**Problem statement**: Copy each line in the data below that contains the word "handle".
---------- Dataset extract
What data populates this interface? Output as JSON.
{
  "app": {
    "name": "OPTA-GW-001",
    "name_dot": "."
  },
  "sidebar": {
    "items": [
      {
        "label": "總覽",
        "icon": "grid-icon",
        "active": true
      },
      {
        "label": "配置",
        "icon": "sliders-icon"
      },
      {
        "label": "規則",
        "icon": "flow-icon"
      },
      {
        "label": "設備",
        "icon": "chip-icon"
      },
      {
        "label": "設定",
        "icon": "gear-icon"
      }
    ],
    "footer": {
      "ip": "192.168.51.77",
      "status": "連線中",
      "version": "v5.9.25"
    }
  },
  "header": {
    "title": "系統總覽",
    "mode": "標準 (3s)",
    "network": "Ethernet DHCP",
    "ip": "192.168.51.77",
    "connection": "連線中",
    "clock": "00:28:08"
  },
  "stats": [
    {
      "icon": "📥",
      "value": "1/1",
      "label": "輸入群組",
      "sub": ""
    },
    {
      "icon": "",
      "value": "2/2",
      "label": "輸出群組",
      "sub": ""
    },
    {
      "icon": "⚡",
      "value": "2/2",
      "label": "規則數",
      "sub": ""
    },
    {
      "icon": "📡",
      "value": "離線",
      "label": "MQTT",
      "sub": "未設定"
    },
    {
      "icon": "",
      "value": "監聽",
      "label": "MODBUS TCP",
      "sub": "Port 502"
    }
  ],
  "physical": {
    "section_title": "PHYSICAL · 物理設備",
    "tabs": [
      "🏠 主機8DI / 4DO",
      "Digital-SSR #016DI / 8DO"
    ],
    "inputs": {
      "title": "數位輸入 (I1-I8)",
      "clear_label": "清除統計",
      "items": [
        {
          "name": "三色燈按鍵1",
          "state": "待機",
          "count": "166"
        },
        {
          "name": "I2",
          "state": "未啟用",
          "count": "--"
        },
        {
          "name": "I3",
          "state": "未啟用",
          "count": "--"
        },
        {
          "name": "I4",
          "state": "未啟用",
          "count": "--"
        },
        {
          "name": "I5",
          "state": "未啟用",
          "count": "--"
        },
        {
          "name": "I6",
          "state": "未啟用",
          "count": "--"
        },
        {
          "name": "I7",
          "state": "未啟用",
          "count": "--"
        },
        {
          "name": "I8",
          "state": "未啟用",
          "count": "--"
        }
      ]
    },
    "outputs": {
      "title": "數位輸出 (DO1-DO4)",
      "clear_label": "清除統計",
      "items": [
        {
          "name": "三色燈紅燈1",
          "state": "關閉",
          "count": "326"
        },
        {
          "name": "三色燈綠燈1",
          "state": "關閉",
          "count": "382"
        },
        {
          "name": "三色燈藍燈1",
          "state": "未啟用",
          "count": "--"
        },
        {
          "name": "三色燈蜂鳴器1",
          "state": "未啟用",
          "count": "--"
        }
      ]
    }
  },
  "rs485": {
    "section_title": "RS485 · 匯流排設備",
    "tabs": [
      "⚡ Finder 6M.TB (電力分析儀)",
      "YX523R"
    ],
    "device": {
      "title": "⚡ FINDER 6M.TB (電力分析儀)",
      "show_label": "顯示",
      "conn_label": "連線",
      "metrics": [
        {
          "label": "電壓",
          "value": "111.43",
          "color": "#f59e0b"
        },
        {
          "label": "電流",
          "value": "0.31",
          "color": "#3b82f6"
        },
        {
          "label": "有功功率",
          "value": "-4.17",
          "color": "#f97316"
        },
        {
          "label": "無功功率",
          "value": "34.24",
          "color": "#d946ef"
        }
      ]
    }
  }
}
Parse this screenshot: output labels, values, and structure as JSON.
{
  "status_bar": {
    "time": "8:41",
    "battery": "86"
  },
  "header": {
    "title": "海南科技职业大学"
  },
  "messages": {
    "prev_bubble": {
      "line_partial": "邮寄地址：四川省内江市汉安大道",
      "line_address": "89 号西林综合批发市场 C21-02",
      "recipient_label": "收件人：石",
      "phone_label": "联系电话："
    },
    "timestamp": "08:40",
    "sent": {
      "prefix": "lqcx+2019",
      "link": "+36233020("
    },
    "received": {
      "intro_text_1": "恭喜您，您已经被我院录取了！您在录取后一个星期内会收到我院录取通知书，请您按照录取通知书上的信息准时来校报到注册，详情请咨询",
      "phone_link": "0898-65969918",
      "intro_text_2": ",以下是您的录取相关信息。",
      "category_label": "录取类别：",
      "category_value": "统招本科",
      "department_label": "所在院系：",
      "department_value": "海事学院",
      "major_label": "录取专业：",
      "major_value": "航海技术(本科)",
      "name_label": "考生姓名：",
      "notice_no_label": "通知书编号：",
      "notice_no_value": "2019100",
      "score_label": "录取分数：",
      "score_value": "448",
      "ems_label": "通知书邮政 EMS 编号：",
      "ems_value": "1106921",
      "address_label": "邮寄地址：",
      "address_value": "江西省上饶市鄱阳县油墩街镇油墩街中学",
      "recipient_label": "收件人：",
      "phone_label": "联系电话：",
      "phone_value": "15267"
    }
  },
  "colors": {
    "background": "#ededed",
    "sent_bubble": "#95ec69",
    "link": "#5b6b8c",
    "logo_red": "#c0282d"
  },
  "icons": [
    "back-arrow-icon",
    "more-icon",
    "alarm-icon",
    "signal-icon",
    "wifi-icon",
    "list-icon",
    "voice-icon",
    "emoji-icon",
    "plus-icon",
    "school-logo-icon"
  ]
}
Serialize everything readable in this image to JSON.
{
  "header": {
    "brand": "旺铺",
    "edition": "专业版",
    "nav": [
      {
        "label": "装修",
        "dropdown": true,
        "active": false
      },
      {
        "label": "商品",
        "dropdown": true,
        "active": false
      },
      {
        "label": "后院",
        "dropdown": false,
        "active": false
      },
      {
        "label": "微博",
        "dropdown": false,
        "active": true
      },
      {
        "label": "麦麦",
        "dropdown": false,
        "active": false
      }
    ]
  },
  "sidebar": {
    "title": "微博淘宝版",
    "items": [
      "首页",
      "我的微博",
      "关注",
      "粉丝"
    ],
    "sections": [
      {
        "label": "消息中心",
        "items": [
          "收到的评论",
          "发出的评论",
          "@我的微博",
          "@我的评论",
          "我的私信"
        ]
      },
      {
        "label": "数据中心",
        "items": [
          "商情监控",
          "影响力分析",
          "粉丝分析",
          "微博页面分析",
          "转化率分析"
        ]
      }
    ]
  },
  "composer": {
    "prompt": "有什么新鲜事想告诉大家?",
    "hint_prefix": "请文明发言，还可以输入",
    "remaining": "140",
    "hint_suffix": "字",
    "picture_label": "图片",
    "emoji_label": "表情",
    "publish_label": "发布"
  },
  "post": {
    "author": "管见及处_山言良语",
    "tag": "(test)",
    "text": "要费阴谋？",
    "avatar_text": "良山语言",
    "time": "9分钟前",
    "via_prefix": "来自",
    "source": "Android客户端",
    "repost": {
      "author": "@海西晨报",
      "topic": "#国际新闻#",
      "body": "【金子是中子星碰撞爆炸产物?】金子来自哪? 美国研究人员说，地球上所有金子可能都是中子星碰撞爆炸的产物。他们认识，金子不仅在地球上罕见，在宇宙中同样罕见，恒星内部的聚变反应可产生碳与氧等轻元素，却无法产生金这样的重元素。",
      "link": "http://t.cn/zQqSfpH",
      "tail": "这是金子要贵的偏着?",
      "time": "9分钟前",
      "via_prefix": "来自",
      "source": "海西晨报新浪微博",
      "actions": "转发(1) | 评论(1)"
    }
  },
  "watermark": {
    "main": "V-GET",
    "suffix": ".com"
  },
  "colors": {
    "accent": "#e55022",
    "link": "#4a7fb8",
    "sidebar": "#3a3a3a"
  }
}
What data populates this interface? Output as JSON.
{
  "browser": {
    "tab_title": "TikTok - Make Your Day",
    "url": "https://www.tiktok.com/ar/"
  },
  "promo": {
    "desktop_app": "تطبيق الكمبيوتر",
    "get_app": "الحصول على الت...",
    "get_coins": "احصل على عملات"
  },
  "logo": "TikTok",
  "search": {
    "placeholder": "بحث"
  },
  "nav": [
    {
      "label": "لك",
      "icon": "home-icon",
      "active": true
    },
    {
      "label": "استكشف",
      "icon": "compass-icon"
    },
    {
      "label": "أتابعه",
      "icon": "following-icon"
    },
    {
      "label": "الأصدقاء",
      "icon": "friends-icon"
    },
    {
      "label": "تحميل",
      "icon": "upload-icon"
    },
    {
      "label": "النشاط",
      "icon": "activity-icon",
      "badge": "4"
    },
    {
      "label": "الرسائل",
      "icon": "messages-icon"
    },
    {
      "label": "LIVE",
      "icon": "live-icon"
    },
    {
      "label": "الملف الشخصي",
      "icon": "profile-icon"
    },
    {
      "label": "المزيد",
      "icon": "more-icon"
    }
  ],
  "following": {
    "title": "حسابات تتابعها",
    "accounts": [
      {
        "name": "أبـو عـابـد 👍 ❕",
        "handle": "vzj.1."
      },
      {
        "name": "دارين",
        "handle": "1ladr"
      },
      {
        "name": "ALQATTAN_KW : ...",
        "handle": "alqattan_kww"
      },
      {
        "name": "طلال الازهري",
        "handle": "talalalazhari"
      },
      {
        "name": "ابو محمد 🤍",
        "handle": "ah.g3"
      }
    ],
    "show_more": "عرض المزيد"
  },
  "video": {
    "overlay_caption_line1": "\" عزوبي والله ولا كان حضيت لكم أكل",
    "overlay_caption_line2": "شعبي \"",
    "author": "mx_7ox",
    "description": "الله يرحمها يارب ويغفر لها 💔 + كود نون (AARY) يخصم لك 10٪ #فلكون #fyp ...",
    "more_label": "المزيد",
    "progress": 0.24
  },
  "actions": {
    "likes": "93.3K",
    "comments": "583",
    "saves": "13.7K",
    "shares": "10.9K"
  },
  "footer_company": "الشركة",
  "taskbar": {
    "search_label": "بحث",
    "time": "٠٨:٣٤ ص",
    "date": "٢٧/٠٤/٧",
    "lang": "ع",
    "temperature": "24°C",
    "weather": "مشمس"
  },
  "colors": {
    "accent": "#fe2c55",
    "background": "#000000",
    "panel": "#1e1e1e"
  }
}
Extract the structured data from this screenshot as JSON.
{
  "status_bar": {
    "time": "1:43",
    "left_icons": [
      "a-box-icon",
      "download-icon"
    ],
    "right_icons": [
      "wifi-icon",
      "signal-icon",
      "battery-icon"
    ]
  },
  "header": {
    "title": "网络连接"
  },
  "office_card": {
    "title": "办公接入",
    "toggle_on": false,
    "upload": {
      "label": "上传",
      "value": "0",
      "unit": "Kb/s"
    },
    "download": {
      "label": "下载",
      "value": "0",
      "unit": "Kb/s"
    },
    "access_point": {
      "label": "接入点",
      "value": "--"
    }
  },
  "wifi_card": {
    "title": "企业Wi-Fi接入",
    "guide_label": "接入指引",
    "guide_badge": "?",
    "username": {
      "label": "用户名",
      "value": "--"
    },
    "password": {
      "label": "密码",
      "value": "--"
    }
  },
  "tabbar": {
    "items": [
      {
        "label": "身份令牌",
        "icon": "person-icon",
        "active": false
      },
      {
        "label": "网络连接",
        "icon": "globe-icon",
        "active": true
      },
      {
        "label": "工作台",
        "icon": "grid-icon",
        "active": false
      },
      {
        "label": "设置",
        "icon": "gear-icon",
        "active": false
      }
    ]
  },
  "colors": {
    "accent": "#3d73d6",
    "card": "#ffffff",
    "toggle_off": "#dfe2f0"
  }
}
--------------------
**Exercise solution**:
        "handle": "vzj.1."
        "handle": "1ladr"
        "handle": "alqattan_kww"
        "handle": "talalalazhari"
        "handle": "ah.g3"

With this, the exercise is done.